We are a web service in the strict sense. We deliver a service through the web to subscribers and to publishers. We turn print pages into web pages and organize, search and serve them; and that is all we do. We are a set of pure web services but the funny thing is that we have never hosted our own web services. We never even thought about buying or owning our own servers, let alone running them. Sure we have some physical machines in the office, but nothing critical runs on them. We don’t own any hardware that matters. Why buy when you can rent?

From the moment we founded the company and for some years we were happy customers of Vanillamachines (one of the biggest Linux box collocation services) and they gave us a very reliable performance, though nobody from Exact Editions ever set eyes on the ‘machines’ that we were renting from them. I was never too sure whether the actual boxes were in Texas or the UK but it was vaguely comforting to know that there were some air-conditioned boxes of blades somewhere that were in some sense ours (three or four of them I believe). But a few weeks ago we moved over to the Amazon computing cloud (EC2 — Amazon Elastic Computing Cloud), and I do not think that anybody outside of Exact Editions will have noticed, and the strange consequence is that our computing is now entirely virtualised. We are using the Amazon computing cloud and there are no physical boxes that anybody could point to and say ‘that is where the Exact Editions service resides’. For sure we have a number of ‘virtual boxes’ in the Amazon cloud, that seems to be the way that Amazon are able to monetize and charge for their commoditised service, but there is no determinate corresponding set of physical chips running our code. For me, the most convincing moment in this transition occurred when our Technical Director noted that, immediately following the transfer, our main database seemed to be running a bit more slowly than he would have liked. He decided to double the size of the virtual server for a day to see if that made any difference. It did. Search and rendering was a lot faster, and as a result he decided to make the upsizing permanent. For an additional $300 a month, (some such relatively modest fee), we had doubled the scale of our database machine and could upsize or downsize them whenever we chose. If we decide that we need so many mega-teraflops for a couple of days, Amazon’s computing cloud will allow us to comfortably and temporarily use them. Its this just-in-time flexibility that is so impressive about the Amazon service.

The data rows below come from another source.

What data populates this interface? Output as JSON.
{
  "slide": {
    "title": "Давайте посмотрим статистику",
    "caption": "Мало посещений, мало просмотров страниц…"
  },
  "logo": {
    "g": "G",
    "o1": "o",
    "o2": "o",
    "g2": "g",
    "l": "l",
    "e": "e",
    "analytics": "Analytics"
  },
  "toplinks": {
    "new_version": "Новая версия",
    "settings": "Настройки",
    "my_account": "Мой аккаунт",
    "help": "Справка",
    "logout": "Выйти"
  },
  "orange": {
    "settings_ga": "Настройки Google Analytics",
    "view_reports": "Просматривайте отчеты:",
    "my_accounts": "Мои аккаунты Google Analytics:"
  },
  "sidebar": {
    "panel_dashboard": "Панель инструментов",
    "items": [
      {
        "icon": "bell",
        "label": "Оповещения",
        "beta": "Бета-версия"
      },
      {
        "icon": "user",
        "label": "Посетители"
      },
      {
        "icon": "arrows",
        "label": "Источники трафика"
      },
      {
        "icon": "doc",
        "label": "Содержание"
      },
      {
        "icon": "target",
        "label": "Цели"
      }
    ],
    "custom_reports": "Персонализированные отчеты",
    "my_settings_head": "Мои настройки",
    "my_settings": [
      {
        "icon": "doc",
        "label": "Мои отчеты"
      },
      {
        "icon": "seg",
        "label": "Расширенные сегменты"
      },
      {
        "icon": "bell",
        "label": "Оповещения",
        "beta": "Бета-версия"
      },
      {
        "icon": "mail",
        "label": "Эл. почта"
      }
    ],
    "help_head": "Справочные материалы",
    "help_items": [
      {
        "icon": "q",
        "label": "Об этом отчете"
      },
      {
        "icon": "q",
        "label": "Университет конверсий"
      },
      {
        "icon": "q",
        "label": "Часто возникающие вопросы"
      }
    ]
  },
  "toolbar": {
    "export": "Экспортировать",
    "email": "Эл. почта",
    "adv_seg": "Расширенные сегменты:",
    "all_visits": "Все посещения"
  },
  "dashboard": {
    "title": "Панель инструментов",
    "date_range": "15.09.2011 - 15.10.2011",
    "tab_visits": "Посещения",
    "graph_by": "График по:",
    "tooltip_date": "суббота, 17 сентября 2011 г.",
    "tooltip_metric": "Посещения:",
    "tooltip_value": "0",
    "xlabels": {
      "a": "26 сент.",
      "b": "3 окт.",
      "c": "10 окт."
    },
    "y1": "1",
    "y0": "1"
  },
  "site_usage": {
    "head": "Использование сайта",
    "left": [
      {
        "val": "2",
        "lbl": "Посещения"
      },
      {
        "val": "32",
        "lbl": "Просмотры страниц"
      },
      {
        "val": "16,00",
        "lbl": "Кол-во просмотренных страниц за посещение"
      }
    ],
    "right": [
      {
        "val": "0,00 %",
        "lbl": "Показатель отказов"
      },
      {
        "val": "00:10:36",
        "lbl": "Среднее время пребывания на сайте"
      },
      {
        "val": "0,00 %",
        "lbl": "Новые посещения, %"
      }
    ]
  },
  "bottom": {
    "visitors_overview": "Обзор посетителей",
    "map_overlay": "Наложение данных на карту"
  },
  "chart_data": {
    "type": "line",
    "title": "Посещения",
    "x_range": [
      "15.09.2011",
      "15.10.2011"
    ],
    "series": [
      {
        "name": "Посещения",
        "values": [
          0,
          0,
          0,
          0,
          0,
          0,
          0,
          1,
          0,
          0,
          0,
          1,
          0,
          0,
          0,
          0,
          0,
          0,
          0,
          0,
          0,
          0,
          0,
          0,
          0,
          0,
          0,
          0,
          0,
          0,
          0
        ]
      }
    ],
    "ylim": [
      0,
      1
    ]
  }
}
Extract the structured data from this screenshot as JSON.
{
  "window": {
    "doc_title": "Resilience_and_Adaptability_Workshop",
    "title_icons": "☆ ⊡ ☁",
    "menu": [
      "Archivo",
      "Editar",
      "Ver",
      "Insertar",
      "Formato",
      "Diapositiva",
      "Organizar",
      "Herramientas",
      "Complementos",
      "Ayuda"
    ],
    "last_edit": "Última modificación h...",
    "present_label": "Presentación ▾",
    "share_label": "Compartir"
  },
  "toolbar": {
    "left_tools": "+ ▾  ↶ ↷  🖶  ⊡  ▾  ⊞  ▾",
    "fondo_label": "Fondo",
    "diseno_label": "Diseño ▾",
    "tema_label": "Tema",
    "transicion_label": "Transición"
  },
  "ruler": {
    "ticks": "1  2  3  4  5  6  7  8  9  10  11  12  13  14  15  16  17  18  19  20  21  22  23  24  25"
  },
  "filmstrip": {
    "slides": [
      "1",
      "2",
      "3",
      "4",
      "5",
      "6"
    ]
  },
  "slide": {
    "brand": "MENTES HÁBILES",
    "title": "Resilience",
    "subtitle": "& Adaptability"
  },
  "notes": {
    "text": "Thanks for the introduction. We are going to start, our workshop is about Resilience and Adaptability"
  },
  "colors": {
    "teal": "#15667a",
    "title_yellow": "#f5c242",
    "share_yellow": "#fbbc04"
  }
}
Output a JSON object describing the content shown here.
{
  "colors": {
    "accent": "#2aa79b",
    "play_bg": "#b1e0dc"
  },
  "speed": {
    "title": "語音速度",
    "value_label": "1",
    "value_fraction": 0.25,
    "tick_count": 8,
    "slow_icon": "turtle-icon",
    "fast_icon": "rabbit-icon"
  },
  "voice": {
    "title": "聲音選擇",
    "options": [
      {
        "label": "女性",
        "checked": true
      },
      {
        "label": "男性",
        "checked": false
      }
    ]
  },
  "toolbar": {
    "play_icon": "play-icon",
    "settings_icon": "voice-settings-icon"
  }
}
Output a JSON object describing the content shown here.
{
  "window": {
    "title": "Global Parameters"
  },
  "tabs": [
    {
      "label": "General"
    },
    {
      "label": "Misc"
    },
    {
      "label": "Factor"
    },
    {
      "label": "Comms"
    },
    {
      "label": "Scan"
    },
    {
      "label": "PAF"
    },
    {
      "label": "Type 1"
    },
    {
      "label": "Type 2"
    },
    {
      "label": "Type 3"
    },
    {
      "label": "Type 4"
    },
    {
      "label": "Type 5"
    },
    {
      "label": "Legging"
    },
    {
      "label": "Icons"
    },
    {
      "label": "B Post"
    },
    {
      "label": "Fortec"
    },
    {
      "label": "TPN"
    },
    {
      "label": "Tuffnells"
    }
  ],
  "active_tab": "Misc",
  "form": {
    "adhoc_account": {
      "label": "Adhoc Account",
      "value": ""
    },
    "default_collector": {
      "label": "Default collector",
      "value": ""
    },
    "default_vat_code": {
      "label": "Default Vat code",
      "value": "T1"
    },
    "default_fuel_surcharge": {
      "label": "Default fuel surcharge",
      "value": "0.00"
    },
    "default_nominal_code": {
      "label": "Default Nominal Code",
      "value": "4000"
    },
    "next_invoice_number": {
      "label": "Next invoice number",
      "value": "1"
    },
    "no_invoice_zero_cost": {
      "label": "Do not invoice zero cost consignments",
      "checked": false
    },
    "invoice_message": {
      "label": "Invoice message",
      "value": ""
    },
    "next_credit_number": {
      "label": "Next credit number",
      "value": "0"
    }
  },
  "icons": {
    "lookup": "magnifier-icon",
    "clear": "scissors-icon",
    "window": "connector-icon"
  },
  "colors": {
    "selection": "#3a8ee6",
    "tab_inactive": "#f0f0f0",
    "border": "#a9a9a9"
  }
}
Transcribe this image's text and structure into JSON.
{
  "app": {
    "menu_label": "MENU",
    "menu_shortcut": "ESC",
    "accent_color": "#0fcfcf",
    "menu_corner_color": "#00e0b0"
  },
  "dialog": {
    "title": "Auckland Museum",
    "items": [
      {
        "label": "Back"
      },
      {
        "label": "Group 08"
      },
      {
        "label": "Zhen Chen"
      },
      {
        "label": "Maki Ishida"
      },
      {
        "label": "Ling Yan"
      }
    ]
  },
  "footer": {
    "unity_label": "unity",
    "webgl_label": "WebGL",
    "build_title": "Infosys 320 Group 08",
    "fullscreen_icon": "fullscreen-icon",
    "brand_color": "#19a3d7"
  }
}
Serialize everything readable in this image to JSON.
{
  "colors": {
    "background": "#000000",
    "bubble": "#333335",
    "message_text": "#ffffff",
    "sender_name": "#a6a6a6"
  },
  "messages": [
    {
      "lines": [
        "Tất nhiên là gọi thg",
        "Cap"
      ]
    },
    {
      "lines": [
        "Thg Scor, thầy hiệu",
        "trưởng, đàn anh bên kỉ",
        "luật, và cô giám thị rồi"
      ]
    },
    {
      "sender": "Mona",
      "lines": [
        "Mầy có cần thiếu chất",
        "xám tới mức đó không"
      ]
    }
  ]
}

Mind you, perhaps I would have been a bit more nervous about the switch to Amazon’s cloud if I had known that they were still in beta. Only today has the beta label been removed from Amazon web services. I guess they did this because they noticed our successful transfer? [feeble joke]

I still occasionally meet publishers who ask if they can host their own Exact Editions service. In future I will have the perfect and honest answer to this request: we don’t even host our own service……That is the real beauty of cloud computing. You don’t need to host your own. Let the cloud take the strain.